It's just like when Muum would fix butternut squash for dinner. Except I'm not protesting vehemently about eating it. Getting older does things to you, I suppose.

Speaking of getting older, I went to Kroger and found some NEAT hard cider from Virginia Apples. It looked cool and I wanted to buy it, but apparently 3 hours from being 21 is still not good enough to buy alcohol. No hard feelings Kroger, but I wanted that cider. Guess I'll wait til tomorrow.

Also, I realized that my photographing skills/backdrops/camera are all not that great. My adventurous waterproof point and shoot is GREAT for adventuring and swimming and doing things, but not so much for taking nice photos of studio projects or blog worthy images.

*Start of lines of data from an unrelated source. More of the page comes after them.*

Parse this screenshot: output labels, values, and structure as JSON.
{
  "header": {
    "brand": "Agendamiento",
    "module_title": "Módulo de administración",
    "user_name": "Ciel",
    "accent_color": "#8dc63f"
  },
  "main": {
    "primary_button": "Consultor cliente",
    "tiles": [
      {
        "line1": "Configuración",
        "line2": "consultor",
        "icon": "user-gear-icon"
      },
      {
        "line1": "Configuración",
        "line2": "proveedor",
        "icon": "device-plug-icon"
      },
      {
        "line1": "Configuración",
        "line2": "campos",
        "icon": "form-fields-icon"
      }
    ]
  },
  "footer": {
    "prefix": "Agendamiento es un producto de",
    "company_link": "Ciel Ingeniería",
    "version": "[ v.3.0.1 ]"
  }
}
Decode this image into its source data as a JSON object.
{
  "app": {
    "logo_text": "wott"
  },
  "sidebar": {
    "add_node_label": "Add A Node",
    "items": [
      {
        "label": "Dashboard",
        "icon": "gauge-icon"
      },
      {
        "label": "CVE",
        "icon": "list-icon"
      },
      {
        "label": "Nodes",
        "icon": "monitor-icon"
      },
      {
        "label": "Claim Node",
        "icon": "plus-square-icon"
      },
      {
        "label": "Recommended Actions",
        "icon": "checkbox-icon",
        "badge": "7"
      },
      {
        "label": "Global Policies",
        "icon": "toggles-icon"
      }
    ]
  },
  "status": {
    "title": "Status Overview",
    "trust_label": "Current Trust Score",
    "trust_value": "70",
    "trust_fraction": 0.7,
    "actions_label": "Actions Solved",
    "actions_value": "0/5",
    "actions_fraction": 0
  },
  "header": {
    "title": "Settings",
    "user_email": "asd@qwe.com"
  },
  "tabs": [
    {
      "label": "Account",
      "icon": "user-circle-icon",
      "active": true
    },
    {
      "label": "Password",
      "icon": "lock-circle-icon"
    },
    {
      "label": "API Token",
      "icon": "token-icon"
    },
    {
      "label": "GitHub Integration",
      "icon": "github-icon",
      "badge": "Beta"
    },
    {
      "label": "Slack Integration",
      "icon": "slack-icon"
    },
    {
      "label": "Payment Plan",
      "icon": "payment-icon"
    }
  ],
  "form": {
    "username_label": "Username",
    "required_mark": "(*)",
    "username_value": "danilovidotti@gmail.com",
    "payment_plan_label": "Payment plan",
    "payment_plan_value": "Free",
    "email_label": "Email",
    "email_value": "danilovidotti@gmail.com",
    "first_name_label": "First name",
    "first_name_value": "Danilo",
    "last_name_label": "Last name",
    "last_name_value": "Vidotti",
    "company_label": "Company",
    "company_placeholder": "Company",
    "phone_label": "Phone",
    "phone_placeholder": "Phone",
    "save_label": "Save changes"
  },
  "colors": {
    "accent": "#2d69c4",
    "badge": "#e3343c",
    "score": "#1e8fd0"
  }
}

Sunday, October 14, 2012


My 21st birthday is on Tuesday, so Pa and the Jewish Mother came down to visit me for the day. We went to the football game, and had a grand old time. The Old Man's alma mater didn't have a football team when he was a student, so he's living vicariously through me. We had fun yelling at the team, eating stadium food, and playing "Where's Waldo" with Flash down on the field (he was photographing the game for the school yearbook). 

Pa is pretty on the ball when it comes to presents. Both of my parents asked for my birthday list about a month ago, and I just kinda filled it with things I vaguely wanted. There wasn't really anything I needed, so I didn't know what to ask for. But man, he and JM blew me away. They got me a couple new flannel shirts, 21 scratchcards (I won $23), a gift certificate to a snazzy restaurant (so Flash and I can go eat something nicer than chicken stir fry for a change), and a year's subscription to the Original Craft Beer Club. ISN'T THAT AMAZING? I had no idea things like that existed. 

Muum got me a really awesome book that I found in Van Allen Books in NYC in September, which I was really really REALLY excited about too. "The Sky's the Limit: Applying Radical Architecture". I'm stoked to finally begin my architecture library. I feel kind of behind the ball on that when compared to my classmates.

Flash read through the book and found that one of the buildings is in a town called Middlefart, and now he won't stop talking about farting in the middle of Middlefart.

Flash was really excited to start giving me presents, too, so he gave me one a few days early. Back in May, we went on a roadtrip to Seattle. At the Seattle Aquarium, I revealed my adoration of octopi and lamented the fact that I didn't have an octopus charm for my charm bracelet. The man remembered that, and got me a really nifty charm. I'm a huge fan :)

Speaking of Octopi, I managed to get my hands on some of Heather Ross's Mendocino prints. I saw them in a quilt this summer, and died a little when I heard that it had been discontinued. I was internetting around this week though, and found some of her prints for sale on etsy. So, I decided to drop some cash and get myself a birthday present, and I am SO EXCITED! I got a yard of the yellow octopus print, and it came in yesterday. I'm waiting for 9 fat quarters to come in soon as well. 

Ah, fabric and beers. Now I'm really enjoying waiting for the mail to come.

Saturday, October 13, 2012

The Beginning

I've been thinking about starting a blog for a while now. I feel like I do enough interesting things to warrant people wanting to read about me- I quilt, I travel, I cook, I play Quidditch, and I'm only in my early 20's. I've got YEARS of adventures ahead of me, and I want to share them.

I've started reading lots of quilting blogs lately, because I want to improve my quilting skills and really get into sewing more. However, I realized that the target demographic seems to be a little.... not me. These women are either in their early/mid 30's with small children, or older women with grandkids and a surprisingly good knowledge about computers and the internet (I jest, I just know my grandmother has NO idea what a blog is). 

There are young people like me out there who picked up crafting at the feet of their mothers and grandmothers, and are just starting to hone their talents. And I'd love to get in touch with them- talk about things we've made, how expensive fabric is on a college student's budget, different foods we've fixed on the cheap, and what we want to do with our lives.

So here we are. I'm here, and I'm going to talk about all of these things and more. So come along for the ride!